The British government is simply not in a position to handle life after the EU.

No deal is better than a bad deal? That phrase has essentially vanished from Theresa May’s lips since the loss of her parliamentary majority in June, but it lives on in the minds of her boosters in the commentariat and the most committed parts of the Brexit press. In fact, they have a new meme: criticising the civil service and ministers who backed a Remain vote for “not preparing” for a no deal Brexit.

Leaving without a deal would mean, among other things, dropping out of the Open Skies agreement which allows British aeroplanes to fly to the United States and European Union. It would lead very quickly to food shortages and also mean that radioactive isotopes, used among other things for cancer treatment, wouldn’t be able to cross into the UK anymore. “Planning for no deal” actually means “making a deal”.  (Where the Brexit elite may have a point is that the consequences of no deal are sufficiently disruptive on both sides that the British government shouldn’t  worry too much about the two-year time frame set out in Article 50, as both sides have too big an incentive to always agree to extra time. I don’t think this is likely for political reasons but there is a good economic case for it.)

For the most part, you can’t really plan for no deal. There are however some things the government could prepare for. They could, for instance, start hiring additional staff for customs checks and investing in a bigger IT system to be able to handle the increased volume of work that would need to take place at the British border. It would need to begin issuing compulsory purchases to build new customs posts at ports, particularly along the 300-mile stretch of the Irish border – where Northern Ireland, outside the European Union, would immediately have a hard border with the Republic of Ireland, which would remain inside the bloc. But as Newsnight’s Christopher Cook details, the government is doing none of these things.

Now, in a way, you might say that this is a good decision on the government’s part. Frankly, these measures would only be about as useful as doing your seatbelt up before driving off the Grand Canyon. Buying up land and properties along the Irish border has the potential to cause political headaches that neither the British nor Irish governments need. However, as Cook notes, much of the government’s negotiating strategy seems to be based around convincing the EU27 that the United Kingdom might actually walk away without a deal, so not making even these inadequate plans makes a mockery of their own strategy. 

But the frothing about preparing for “no deal” ignores a far bigger problem: the government isn’t really preparing for any deal, and certainly not the one envisaged in May’s Lancaster House speech, where she set out the terms of Britain’s Brexit negotiations, or in her letter to the EU27 triggering Article 50. Just to reiterate: the government’s proposal is that the United Kingdom will leave both the single market and the customs union. Its regulations will no longer be set or enforced by the European Court of Justice or related bodies.

That means that, when Britain leaves the EU, it will need, at a minimum: to beef up the number of staff, the quality of its computer systems and the amount of physical space given over to customs checks and other assorted border work. It will need to hire its own food and standards inspectors to travel the globe checking the quality of products exported to the United Kingdom. It will need to increase the size of its own regulatory bodies.
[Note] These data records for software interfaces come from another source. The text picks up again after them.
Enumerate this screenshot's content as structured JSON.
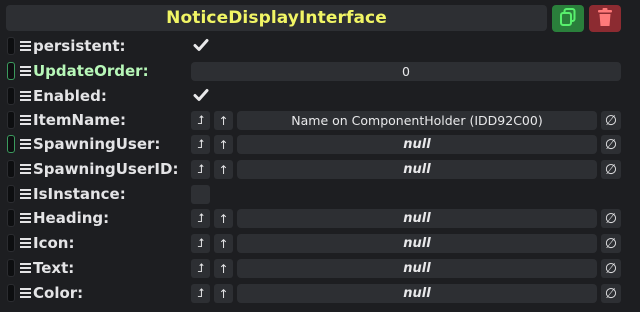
{
  "header": {
    "title": "NoticeDisplayInterface",
    "colors": {
      "title": "#f1f565",
      "copy": "#2a7f3b",
      "delete": "#8c2b31"
    }
  },
  "rows": [
    {
      "label": "persistent:",
      "kind": "checkbox",
      "checked": true
    },
    {
      "label": "UpdateOrder:",
      "kind": "number",
      "value": "0",
      "highlight": true
    },
    {
      "label": "Enabled:",
      "kind": "checkbox",
      "checked": true
    },
    {
      "label": "ItemName:",
      "kind": "ref",
      "value": "Name on ComponentHolder (IDD92C00)"
    },
    {
      "label": "SpawningUser:",
      "kind": "ref",
      "value": "null",
      "handleHighlight": true
    },
    {
      "label": "SpawningUserID:",
      "kind": "ref",
      "value": "null"
    },
    {
      "label": "IsInstance:",
      "kind": "checkbox",
      "checked": false
    },
    {
      "label": "Heading:",
      "kind": "ref",
      "value": "null"
    },
    {
      "label": "Icon:",
      "kind": "ref",
      "value": "null"
    },
    {
      "label": "Text:",
      "kind": "ref",
      "value": "null"
    },
    {
      "label": "Color:",
      "kind": "ref",
      "value": "null"
    }
  ],
  "icons": {
    "jump": "jump-to-source-icon",
    "up": "arrow-up-icon",
    "clear": "null-set-icon",
    "copy": "copy-icon",
    "delete": "trash-icon",
    "menu": "hamburger-menu-icon",
    "check": "checkmark-icon"
  },
  "glyphs": {
    "jump": "⮥",
    "up": "↑",
    "clear": "∅"
  }
}
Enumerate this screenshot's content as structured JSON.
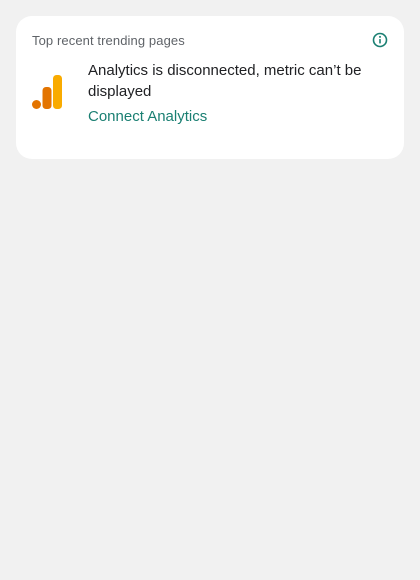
{
  "card": {
    "title": "Top recent trending pages",
    "info_icon": "info-icon",
    "logo_icon": "google-analytics-logo",
    "message": "Analytics is disconnected, metric can’t be displayed",
    "link_label": "Connect Analytics"
  },
  "colors": {
    "background": "#f1f1f1",
    "card": "#ffffff",
    "accent": "#1a7f72",
    "logo_dark": "#e37400",
    "logo_light": "#f9ab00"
  }
}
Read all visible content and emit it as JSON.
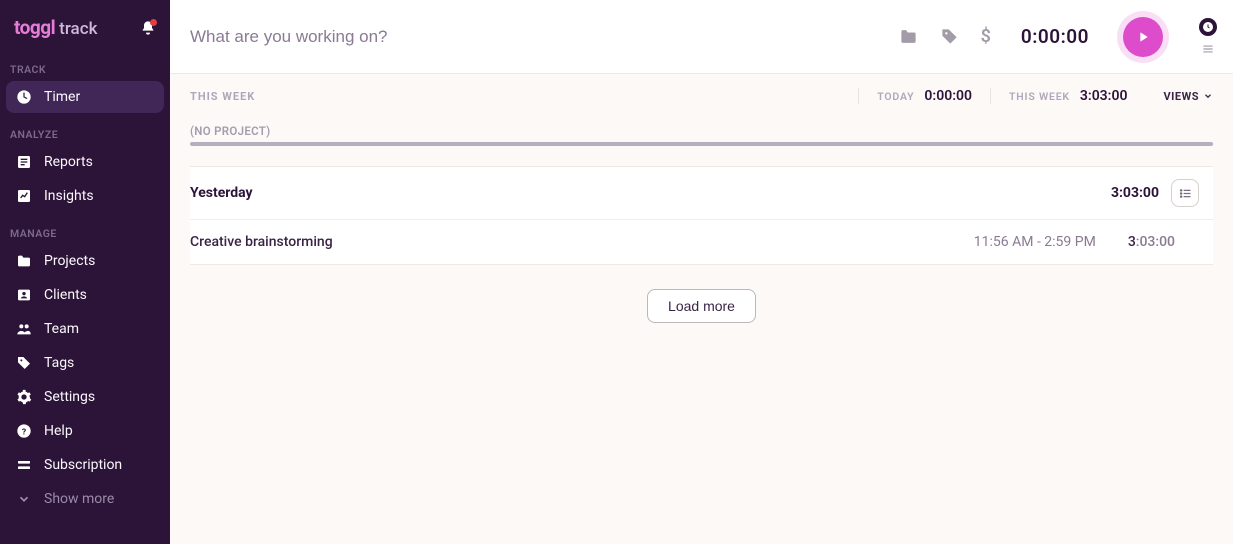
{
  "brand": {
    "main": "toggl",
    "sub": "track"
  },
  "sidebar": {
    "sections": [
      {
        "label": "TRACK",
        "items": [
          {
            "icon": "clock-icon",
            "label": "Timer",
            "active": true
          }
        ]
      },
      {
        "label": "ANALYZE",
        "items": [
          {
            "icon": "list-icon",
            "label": "Reports"
          },
          {
            "icon": "chart-icon",
            "label": "Insights"
          }
        ]
      },
      {
        "label": "MANAGE",
        "items": [
          {
            "icon": "folder-icon",
            "label": "Projects"
          },
          {
            "icon": "person-card-icon",
            "label": "Clients"
          },
          {
            "icon": "team-icon",
            "label": "Team"
          },
          {
            "icon": "tag-icon",
            "label": "Tags"
          },
          {
            "icon": "gear-icon",
            "label": "Settings"
          },
          {
            "icon": "help-icon",
            "label": "Help"
          },
          {
            "icon": "subscription-icon",
            "label": "Subscription"
          }
        ]
      }
    ],
    "show_more": "Show more"
  },
  "timer": {
    "placeholder": "What are you working on?",
    "value": "0:00:00"
  },
  "summary": {
    "this_week_label": "THIS WEEK",
    "today_label": "TODAY",
    "today_value": "0:00:00",
    "week_label": "THIS WEEK",
    "week_value": "3:03:00",
    "views_label": "VIEWS"
  },
  "noproject_label": "(NO PROJECT)",
  "day": {
    "title": "Yesterday",
    "total": "3:03:00"
  },
  "entry": {
    "description": "Creative brainstorming",
    "time_range": "11:56 AM - 2:59 PM",
    "dur_lead": "3",
    "dur_rest": ":03:00"
  },
  "load_more": "Load more"
}
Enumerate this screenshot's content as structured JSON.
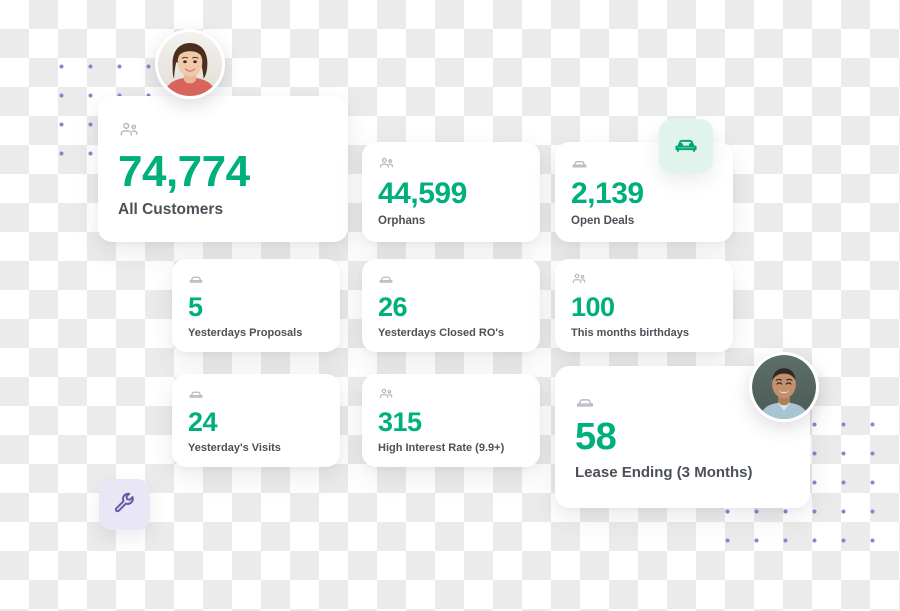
{
  "theme": {
    "accent_green": "#00b07c",
    "badge_green_bg": "#e0f4ec",
    "badge_purple_bg": "#e9e6f6",
    "dot_purple": "#8b84c9",
    "label_gray": "#4b5157",
    "icon_gray": "#b6bcc4",
    "card_bg": "#ffffff"
  },
  "stats": [
    {
      "id": "all-customers",
      "value": "74,774",
      "label": "All Customers",
      "icon": "people-icon"
    },
    {
      "id": "orphans",
      "value": "44,599",
      "label": "Orphans",
      "icon": "people-icon"
    },
    {
      "id": "open-deals",
      "value": "2,139",
      "label": "Open Deals",
      "icon": "car-icon"
    },
    {
      "id": "yesterdays-proposals",
      "value": "5",
      "label": "Yesterdays Proposals",
      "icon": "car-icon"
    },
    {
      "id": "yesterdays-closed-ros",
      "value": "26",
      "label": "Yesterdays Closed RO's",
      "icon": "car-icon"
    },
    {
      "id": "this-months-birthdays",
      "value": "100",
      "label": "This months birthdays",
      "icon": "people-icon"
    },
    {
      "id": "yesterdays-visits",
      "value": "24",
      "label": "Yesterday's Visits",
      "icon": "car-icon"
    },
    {
      "id": "high-interest-rate",
      "value": "315",
      "label": "High Interest Rate (9.9+)",
      "icon": "people-icon"
    },
    {
      "id": "lease-ending",
      "value": "58",
      "label": "Lease Ending (3 Months)",
      "icon": "car-icon"
    }
  ],
  "badges": [
    {
      "id": "car-badge",
      "icon": "car-icon"
    },
    {
      "id": "tool-badge",
      "icon": "wrench-icon"
    }
  ],
  "avatars": [
    {
      "id": "avatar-top",
      "icon": "user-photo-woman"
    },
    {
      "id": "avatar-bottom",
      "icon": "user-photo-man"
    }
  ]
}
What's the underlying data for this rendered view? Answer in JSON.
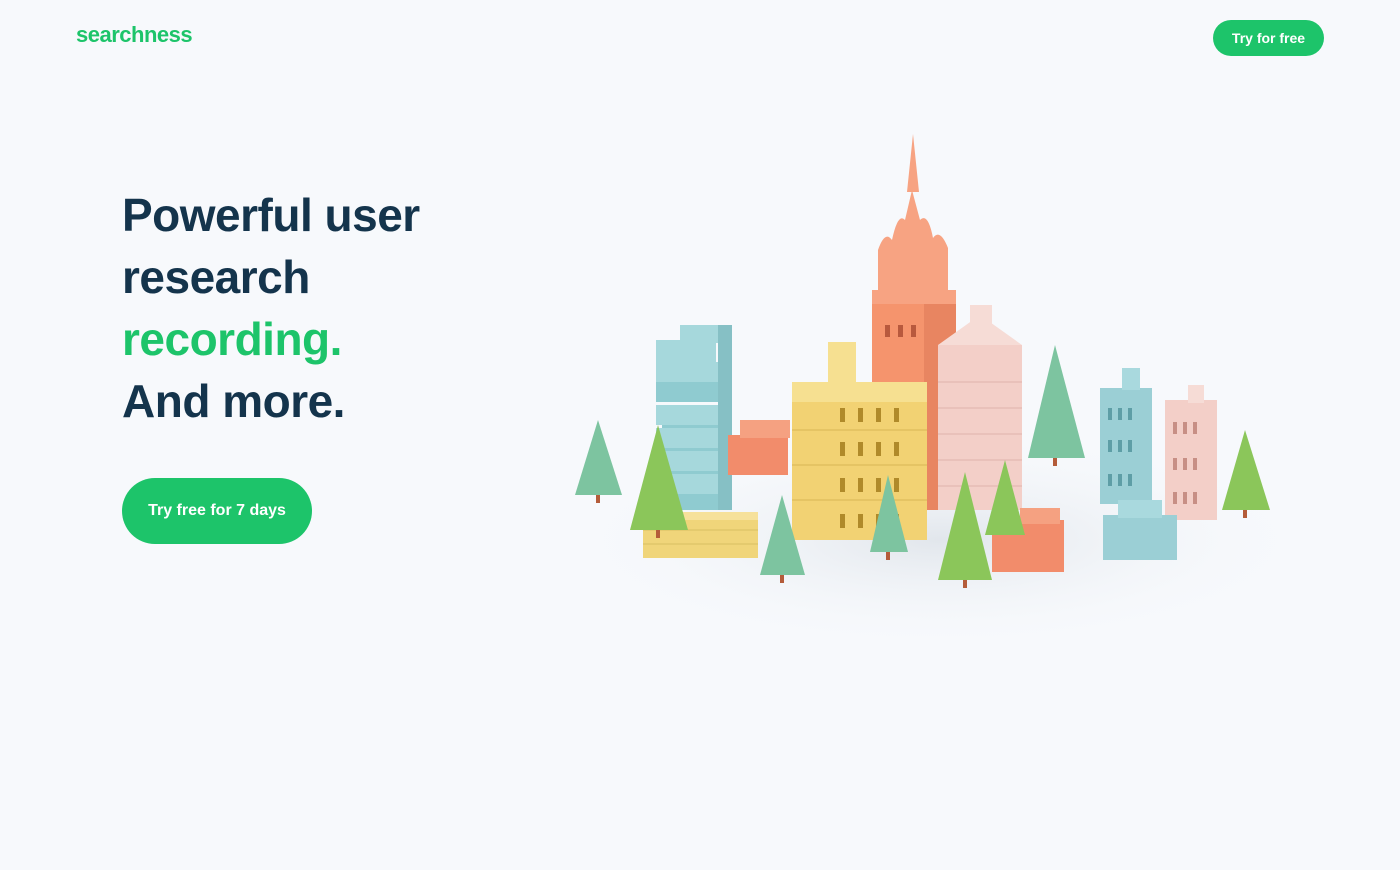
{
  "brand": {
    "logo_text": "searchness",
    "accent": "#1dc46a",
    "dark_text": "#14344c"
  },
  "header": {
    "cta_label": "Try for free"
  },
  "hero": {
    "line1": "Powerful user",
    "line2": "research",
    "line3": "recording.",
    "line4": "And more.",
    "cta_label": "Try free for 7 days"
  },
  "illustration": {
    "name": "isometric-city"
  }
}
The Foreign Office is doing some good and important work on preparing Britain’s re-entry into the World Trade Organisation as a nation with its own set of tariffs. But across the government, the level of preparation is simply not where it should be.

And all that’s assuming that May gets exactly what she wants. It’s not that the government isn’t preparing for no deal, or isn’t preparing for a bad deal. It can’t even be said to be preparing for what it believes is a great deal. 

Stephen Bush is special correspondent at the New Statesman. His daily briefing, Morning Call, provides a quick and essential guide to domestic and global politics.